Englishry

"The Development of the Law of Homicide". In the Pipe Rolls of the latter part of the reign of. If he were killed and the men of the visne vicinity did not take the killer within a week they forfeited 46 marks. when Cnut had become established in England and had sent home the greater part of his army of invasion at the request of the English magnates, the latter guaranteed the safety of such of the Danes as remained.

The King further enjoined that if any Norman or Frenchman was slain his lord should have the killer within a certain time; if he failed he should forfeit 46 marks, and what of this he could not pay should be made good by the hundred in which the murder was done.

Thus if any Englishman killed a Dane and could not justify himself by the ordeal, justice was to be done upon him. " from the Rolls of the Itinerant Justices close of the 12th century — Henry III• Walter Wheeler Cook, et al. History [ ] Origins [ ] It is thought that Danish invaders first introduced the practice in England and that the Norman conquerors preserved and revived it.

The Leges Willelmi Conquestoris varied the practice somewhat.

Englishry

from the Rolls of the Itinerant Justices close of the 12th century — Henry III• " "In cases of death by violence, and in Somersetshire amongst other counties, also in cases of death by misadventure, it was further the duty of the coroner, as the King's officer, not to lose an opportunity of recovering the murdrum, or murder fine which the district could only escape by a proper presentment of Englishry.

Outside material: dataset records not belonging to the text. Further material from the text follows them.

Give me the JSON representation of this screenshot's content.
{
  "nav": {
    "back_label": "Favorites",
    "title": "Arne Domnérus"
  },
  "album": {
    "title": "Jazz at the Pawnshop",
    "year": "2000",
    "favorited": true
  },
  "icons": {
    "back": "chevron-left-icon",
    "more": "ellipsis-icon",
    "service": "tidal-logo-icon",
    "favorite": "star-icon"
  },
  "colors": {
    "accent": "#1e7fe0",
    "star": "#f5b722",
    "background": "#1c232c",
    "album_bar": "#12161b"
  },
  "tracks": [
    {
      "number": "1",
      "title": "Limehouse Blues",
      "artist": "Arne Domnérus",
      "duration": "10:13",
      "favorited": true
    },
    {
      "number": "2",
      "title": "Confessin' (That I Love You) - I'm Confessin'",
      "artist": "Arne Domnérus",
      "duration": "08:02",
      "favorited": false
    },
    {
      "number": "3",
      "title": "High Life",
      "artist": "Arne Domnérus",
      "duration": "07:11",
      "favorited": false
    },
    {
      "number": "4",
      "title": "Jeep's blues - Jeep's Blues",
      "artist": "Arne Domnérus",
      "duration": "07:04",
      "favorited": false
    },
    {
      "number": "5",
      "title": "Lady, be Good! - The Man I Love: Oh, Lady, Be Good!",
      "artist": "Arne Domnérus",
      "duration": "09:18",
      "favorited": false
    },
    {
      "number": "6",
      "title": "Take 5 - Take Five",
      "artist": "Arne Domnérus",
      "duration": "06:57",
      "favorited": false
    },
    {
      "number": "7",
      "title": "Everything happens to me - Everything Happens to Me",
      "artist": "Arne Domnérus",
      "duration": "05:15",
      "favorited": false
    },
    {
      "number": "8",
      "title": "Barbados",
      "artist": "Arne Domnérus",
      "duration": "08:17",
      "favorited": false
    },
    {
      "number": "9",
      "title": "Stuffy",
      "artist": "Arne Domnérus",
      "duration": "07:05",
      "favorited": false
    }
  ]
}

Gross, Selden Society1896. " "The liability to the fine could only be escaped by proof in the prescribed manner that the person slain was English.